• **Available data**:

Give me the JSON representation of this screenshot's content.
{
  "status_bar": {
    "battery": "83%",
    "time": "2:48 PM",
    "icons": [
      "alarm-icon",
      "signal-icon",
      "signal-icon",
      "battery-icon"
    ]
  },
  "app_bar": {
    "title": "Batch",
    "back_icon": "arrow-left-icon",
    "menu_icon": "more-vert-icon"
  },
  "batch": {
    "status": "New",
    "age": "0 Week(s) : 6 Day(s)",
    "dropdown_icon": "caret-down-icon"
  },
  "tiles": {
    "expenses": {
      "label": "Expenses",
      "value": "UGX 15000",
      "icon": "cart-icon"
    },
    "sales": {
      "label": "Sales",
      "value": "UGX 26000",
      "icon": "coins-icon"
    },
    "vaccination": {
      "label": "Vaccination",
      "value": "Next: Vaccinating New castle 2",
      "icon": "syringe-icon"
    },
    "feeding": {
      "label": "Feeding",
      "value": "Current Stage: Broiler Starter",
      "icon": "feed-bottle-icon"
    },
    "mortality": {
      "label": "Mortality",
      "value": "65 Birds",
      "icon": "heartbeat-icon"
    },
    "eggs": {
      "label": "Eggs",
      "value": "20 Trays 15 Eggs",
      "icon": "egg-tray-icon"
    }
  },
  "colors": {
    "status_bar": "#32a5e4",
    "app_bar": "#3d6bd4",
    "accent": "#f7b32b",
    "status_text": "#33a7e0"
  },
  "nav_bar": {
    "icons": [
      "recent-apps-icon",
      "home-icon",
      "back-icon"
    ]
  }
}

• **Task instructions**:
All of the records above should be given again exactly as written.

• **Response to this task**:
Give me the JSON representation of this screenshot's content.
{
  "status_bar": {
    "battery": "83%",
    "time": "2:48 PM",
    "icons": [
      "alarm-icon",
      "signal-icon",
      "signal-icon",
      "battery-icon"
    ]
  },
  "app_bar": {
    "title": "Batch",
    "back_icon": "arrow-left-icon",
    "menu_icon": "more-vert-icon"
  },
  "batch": {
    "status": "New",
    "age": "0 Week(s) : 6 Day(s)",
    "dropdown_icon": "caret-down-icon"
  },
  "tiles": {
    "expenses": {
      "label": "Expenses",
      "value": "UGX 15000",
      "icon": "cart-icon"
    },
    "sales": {
      "label": "Sales",
      "value": "UGX 26000",
      "icon": "coins-icon"
    },
    "vaccination": {
      "label": "Vaccination",
      "value": "Next: Vaccinating New castle 2",
      "icon": "syringe-icon"
    },
    "feeding": {
      "label": "Feeding",
      "value": "Current Stage: Broiler Starter",
      "icon": "feed-bottle-icon"
    },
    "mortality": {
      "label": "Mortality",
      "value": "65 Birds",
      "icon": "heartbeat-icon"
    },
    "eggs": {
      "label": "Eggs",
      "value": "20 Trays 15 Eggs",
      "icon": "egg-tray-icon"
    }
  },
  "colors": {
    "status_bar": "#32a5e4",
    "app_bar": "#3d6bd4",
    "accent": "#f7b32b",
    "status_text": "#33a7e0"
  },
  "nav_bar": {
    "icons": [
      "recent-apps-icon",
      "home-icon",
      "back-icon"
    ]
  }
}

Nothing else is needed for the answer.